**Component data from apps and pages:**
________________________________________

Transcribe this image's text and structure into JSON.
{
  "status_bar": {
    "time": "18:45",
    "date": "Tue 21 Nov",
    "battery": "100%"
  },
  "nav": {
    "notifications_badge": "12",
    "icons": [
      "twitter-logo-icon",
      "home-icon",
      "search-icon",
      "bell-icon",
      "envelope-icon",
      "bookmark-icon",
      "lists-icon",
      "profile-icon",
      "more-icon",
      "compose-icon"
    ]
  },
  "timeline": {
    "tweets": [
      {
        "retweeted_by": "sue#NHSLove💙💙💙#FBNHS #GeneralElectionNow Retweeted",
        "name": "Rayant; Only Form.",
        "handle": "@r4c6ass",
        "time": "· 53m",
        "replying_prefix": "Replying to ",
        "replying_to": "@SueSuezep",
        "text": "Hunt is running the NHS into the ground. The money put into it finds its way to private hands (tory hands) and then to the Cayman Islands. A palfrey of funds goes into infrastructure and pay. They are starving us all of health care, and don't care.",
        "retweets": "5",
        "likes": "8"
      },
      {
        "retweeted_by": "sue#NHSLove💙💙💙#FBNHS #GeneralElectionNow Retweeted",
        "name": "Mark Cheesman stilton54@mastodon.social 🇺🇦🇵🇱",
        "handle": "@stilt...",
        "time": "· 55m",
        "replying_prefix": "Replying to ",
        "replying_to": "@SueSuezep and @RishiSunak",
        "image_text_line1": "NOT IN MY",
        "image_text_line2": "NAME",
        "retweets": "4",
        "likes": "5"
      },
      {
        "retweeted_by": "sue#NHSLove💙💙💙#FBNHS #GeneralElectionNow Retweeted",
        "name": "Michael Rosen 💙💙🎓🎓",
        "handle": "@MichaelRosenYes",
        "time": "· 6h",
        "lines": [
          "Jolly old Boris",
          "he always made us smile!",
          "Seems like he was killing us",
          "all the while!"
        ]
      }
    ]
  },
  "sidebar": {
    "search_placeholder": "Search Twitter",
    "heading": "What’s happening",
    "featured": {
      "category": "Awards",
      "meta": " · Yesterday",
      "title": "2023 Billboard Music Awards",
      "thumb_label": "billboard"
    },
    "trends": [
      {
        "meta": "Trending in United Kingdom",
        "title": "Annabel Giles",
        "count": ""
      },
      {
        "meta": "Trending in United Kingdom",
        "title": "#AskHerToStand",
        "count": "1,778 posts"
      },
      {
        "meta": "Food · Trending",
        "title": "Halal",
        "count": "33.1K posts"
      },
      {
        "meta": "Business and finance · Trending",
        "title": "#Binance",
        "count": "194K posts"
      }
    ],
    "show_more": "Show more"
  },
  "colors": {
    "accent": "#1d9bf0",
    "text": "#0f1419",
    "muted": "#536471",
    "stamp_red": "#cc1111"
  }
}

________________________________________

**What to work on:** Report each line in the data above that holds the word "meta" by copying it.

**Solution to the problem:**
      "meta": " · Yesterday",
        "meta": "Trending in United Kingdom",
        "meta": "Trending in United Kingdom",
        "meta": "Food · Trending",
        "meta": "Business and finance · Trending",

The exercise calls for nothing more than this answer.